Exercise description -
Please repeat nothing except the lines from the one containing "Convert this screenshot" through the end of the records, exactly and without pictures.

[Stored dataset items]
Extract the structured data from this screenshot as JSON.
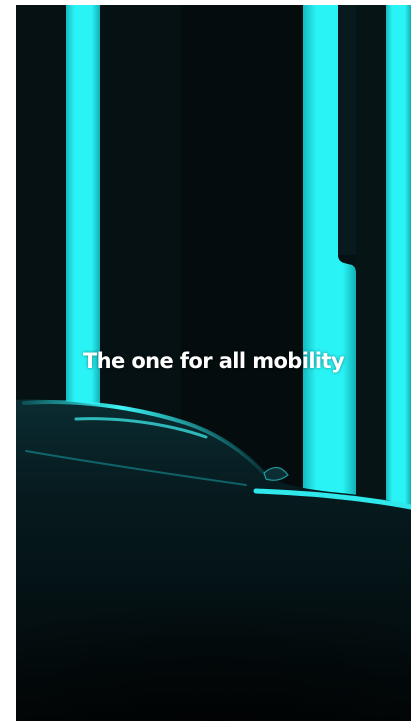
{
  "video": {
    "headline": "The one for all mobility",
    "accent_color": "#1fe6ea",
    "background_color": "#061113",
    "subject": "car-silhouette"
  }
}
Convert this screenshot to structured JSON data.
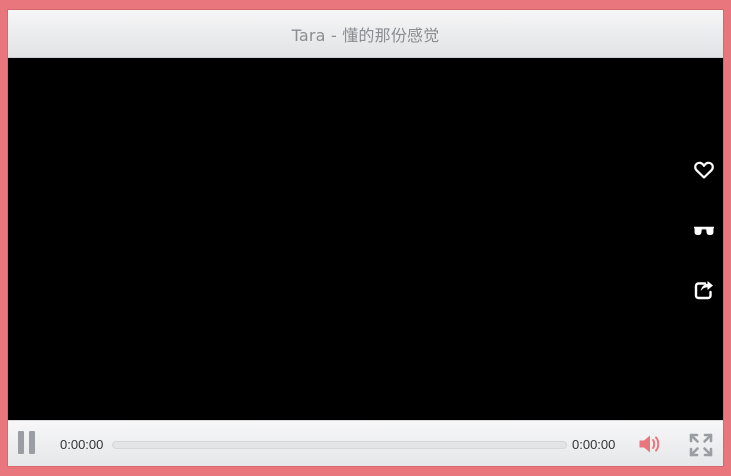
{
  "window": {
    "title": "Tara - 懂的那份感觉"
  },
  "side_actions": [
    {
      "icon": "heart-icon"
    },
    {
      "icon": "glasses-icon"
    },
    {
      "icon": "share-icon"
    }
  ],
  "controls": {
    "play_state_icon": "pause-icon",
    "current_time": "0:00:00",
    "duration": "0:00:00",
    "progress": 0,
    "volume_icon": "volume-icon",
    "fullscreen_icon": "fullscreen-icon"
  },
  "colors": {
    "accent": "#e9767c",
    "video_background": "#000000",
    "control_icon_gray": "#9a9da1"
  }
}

Response -
Convert this screenshot to structured JSON data.
{
  "window": {
    "title": "Tara - 懂的那份感觉"
  },
  "side_actions": [
    {
      "icon": "heart-icon"
    },
    {
      "icon": "glasses-icon"
    },
    {
      "icon": "share-icon"
    }
  ],
  "controls": {
    "play_state_icon": "pause-icon",
    "current_time": "0:00:00",
    "duration": "0:00:00",
    "progress": 0,
    "volume_icon": "volume-icon",
    "fullscreen_icon": "fullscreen-icon"
  },
  "colors": {
    "accent": "#e9767c",
    "video_background": "#000000",
    "control_icon_gray": "#9a9da1"
  }
}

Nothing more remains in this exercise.